We ourselves in our fundamentalism have had silly quarrels. Let me give you an example of the amusement that we can have now, but it was deadly serious in its own generation. In my own brethren background, a beautiful thing that was done in the renewal of the Anglican Church in the 1830s was that when a traveller was coming and he was connected with another group in fellowship, they were given a letter of commendation to say welcome this friend and he’s a stranger to you, but he’s our friend. Well, when that becomes legislated, silly things begin to happen. And so one of my oldest friends—he was a lawyer in London—was on holiday in Belfast and, of course, they made a big fuss because they knew all about him. He was famous. And they said well, welcome, Mr Goodman; we’re delighted to have you this morning. But, and there was a kind of pause, have you got your letter? No, he says I don’t have a letter. I thought you knew me? Yes, we know you, but we need to have the letter to be read out, so you’ll have to sit behind this barrier and not partake of the communion service. Well, being somewhat piqued about this and being a man of the flesh instead of meek about this, he just stormed out. And was going down the hill and two young women, who again knew him from London, and they were on holiday, he said to them do you have a letter. Oh no, we didn’t think we needed a letter. Oh yes, you need a letter when you go here, so just wait a minute. So he took out his pad and scribbled a letter for them and they were duly read in. well, that’s what we might call 1 Corinthians behaviour. It’s just so stupid.


But then there’s the more mature Paul that’s writing to the Romans. And writing to the Romans he is, of course, aware that there are ethnic tensions in the big city of Rome with over a million people and so there are lots of different ethnic groups of all kinds that were there.

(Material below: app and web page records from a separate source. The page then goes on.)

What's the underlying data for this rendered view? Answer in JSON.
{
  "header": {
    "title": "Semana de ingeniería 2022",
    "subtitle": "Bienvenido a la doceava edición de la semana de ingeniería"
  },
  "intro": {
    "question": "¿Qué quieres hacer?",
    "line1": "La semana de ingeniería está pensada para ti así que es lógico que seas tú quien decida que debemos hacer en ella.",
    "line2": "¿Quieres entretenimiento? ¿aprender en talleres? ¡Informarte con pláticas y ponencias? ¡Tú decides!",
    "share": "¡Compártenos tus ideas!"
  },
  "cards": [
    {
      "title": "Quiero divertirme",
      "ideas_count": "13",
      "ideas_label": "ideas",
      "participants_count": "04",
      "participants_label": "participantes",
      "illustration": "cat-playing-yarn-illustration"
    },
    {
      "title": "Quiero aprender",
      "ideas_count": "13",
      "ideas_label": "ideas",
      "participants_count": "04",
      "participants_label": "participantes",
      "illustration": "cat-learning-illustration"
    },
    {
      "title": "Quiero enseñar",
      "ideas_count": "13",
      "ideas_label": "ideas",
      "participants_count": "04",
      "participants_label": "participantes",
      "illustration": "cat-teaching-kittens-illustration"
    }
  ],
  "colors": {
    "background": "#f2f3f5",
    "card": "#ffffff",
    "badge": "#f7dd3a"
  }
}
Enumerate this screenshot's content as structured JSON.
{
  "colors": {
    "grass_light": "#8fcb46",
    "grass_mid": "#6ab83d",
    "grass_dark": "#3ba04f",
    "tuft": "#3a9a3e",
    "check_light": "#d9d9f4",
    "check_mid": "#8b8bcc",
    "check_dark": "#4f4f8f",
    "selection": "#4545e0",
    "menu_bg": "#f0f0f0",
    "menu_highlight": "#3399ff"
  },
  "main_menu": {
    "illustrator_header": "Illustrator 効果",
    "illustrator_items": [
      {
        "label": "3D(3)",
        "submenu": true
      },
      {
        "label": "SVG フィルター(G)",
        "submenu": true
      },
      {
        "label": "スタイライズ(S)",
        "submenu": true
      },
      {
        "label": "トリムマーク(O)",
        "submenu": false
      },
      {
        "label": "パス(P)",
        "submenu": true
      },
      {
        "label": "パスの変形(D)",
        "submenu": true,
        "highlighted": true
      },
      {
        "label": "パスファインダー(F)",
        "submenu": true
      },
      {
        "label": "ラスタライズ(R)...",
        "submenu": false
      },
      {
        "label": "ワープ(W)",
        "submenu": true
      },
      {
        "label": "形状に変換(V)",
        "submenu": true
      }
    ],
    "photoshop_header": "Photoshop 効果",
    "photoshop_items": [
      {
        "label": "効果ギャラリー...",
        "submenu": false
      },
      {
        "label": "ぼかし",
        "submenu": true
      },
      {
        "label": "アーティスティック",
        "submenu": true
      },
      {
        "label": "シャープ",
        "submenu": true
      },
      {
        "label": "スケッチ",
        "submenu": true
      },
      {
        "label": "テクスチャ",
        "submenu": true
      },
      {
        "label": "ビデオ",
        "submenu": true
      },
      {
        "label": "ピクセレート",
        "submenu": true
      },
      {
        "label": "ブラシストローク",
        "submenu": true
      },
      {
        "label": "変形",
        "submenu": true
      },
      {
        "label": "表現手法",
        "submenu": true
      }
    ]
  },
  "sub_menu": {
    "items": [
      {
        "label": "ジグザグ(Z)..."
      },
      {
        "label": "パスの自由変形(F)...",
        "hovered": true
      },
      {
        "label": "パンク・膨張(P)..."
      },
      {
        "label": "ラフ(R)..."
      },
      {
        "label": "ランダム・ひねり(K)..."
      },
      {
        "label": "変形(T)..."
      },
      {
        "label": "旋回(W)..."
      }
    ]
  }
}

And these ethnic groups were in tension with each other because they weren’t understanding each other’s ethnic background. And so Romans is a letter for the more mature, but they have to settle down to realising, like we have to realise today, that we live in a global society and that therefore we should recognise how we should respect each other’s ethnicity.

And then, of course, Paul is now very mature when he’s writing to the Colossians. And the Colossian community has become a highly sophisticated, educated community that was well-versed in the Classical world of their need to have an apologia against Classical culture. And so there Paul reaches his supremacy. And in a sense, the Epistle to the Ephesians is a kind of echo of repeating what he said to one church that’s now circulated to all the churches in Asia Minor at that time. We could say that what Paul is illustrating is what the old Apostle John is reflecting upon when he says I write unto you, children; I write unto you, young men; I write unto you, fathers.


And our identity doesn’t stop. Our identity flows through time. So your identity as a young Christian and my identity as a child is very different from growing up. And so through the stages of life, we also see that time and immanence have new perspectives. And so now that I’m growing old, in some curious way I return to my childhood. I think of those vivid memories of what I was formed and shaped as a little child. And you find the whole circle of life going back to the beginning. And so the maturity of a Christian is that you live with a stronger awareness that our times are in God’s hands, that whether it’s alpha or omega, in my life or your life, then that’s where maturity grows. We have a wider span of our own life story. Well, that I think is what we find in the scriptures.